Denmark will not send an official representative to the FIFA World Cup in Qatar because it currently only has a caretaker government, an acting minister has confirmed.

Denmark will not send representative to Qatar World Cup unless new government in place

Caretaker minister for culture Ane Halsboe-Jørgensen told news wire Ritzau that no decision would be taken to send an official to Qatar by the acting government.

Denmark held parliamentary elections on November 1st and talks between parties to form the next government are likely to become protracted.

“Focus right now is on forming a new government. In the meantime, Denmark will not be officially represented during the World Cup in Qatar,” Halsboe-Jørgensen said.

The royal family, which follows the line of the government, will likewise not send any representative to Qatar for now, head of communications Lene Balleby told Ritzau.

Last week, Halsboe-Jørgensen told media in Denmark that she did not intend to go to Qatar in her own role as caretaker minister.

That stance applies to all official Danish representation, she has since confirmed.
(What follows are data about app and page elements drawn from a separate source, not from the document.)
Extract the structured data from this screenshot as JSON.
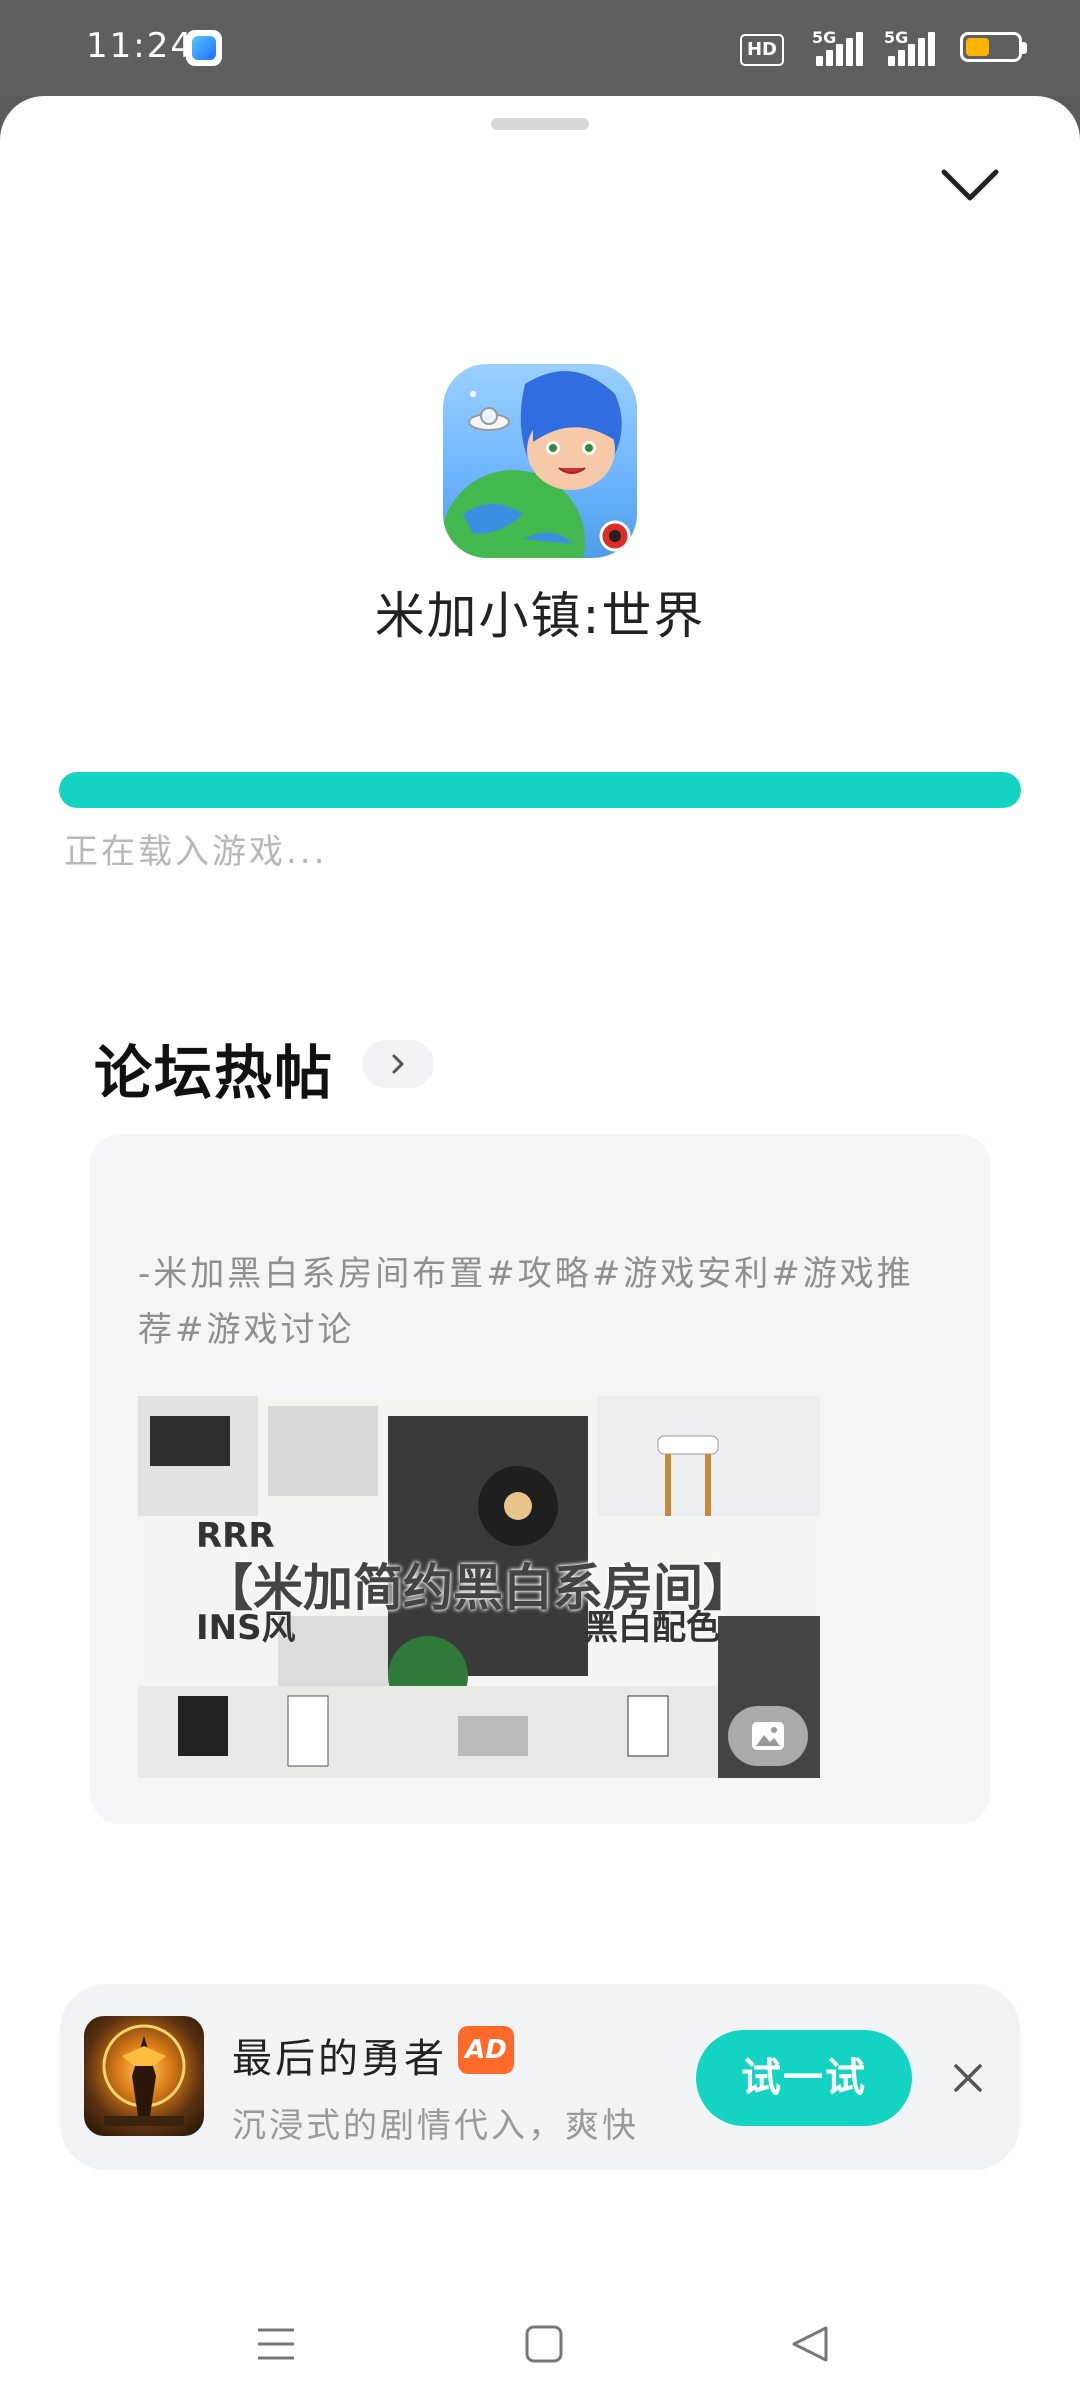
{
  "status_bar": {
    "time": "11:24",
    "hd_label": "HD",
    "signal_1_label": "5G",
    "signal_2_label": "5G",
    "battery_level": 0.45,
    "battery_color": "#ffb400"
  },
  "loading": {
    "game_title": "米加小镇:世界",
    "progress": 1.0,
    "progress_color": "#13d4c3",
    "status_text": "正在载入游戏..."
  },
  "forum": {
    "section_title": "论坛热帖",
    "post": {
      "text": "-米加黑白系房间布置#攻略#游戏安利#游戏推荐#游戏讨论",
      "image_title": "【米加简约黑白系房间】",
      "image_sub_1": "RRR",
      "image_sub_2": "INS风",
      "image_sub_3": "黑白配色"
    }
  },
  "ad": {
    "title": "最后的勇者",
    "tag": "AD",
    "description": "沉浸式的剧情代入，爽快",
    "cta_label": "试一试",
    "accent_color": "#13d4c3"
  },
  "icons": {
    "collapse": "chevron-down-icon",
    "more": "chevron-right-icon",
    "image_badge": "image-icon",
    "close": "close-icon",
    "nav_menu": "menu-icon",
    "nav_home": "square-home-icon",
    "nav_back": "triangle-back-icon"
  }
}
That means ambassadors and diplomats will not represent Denmark at the controversial tournament unless the situation changes following the formation of a new government.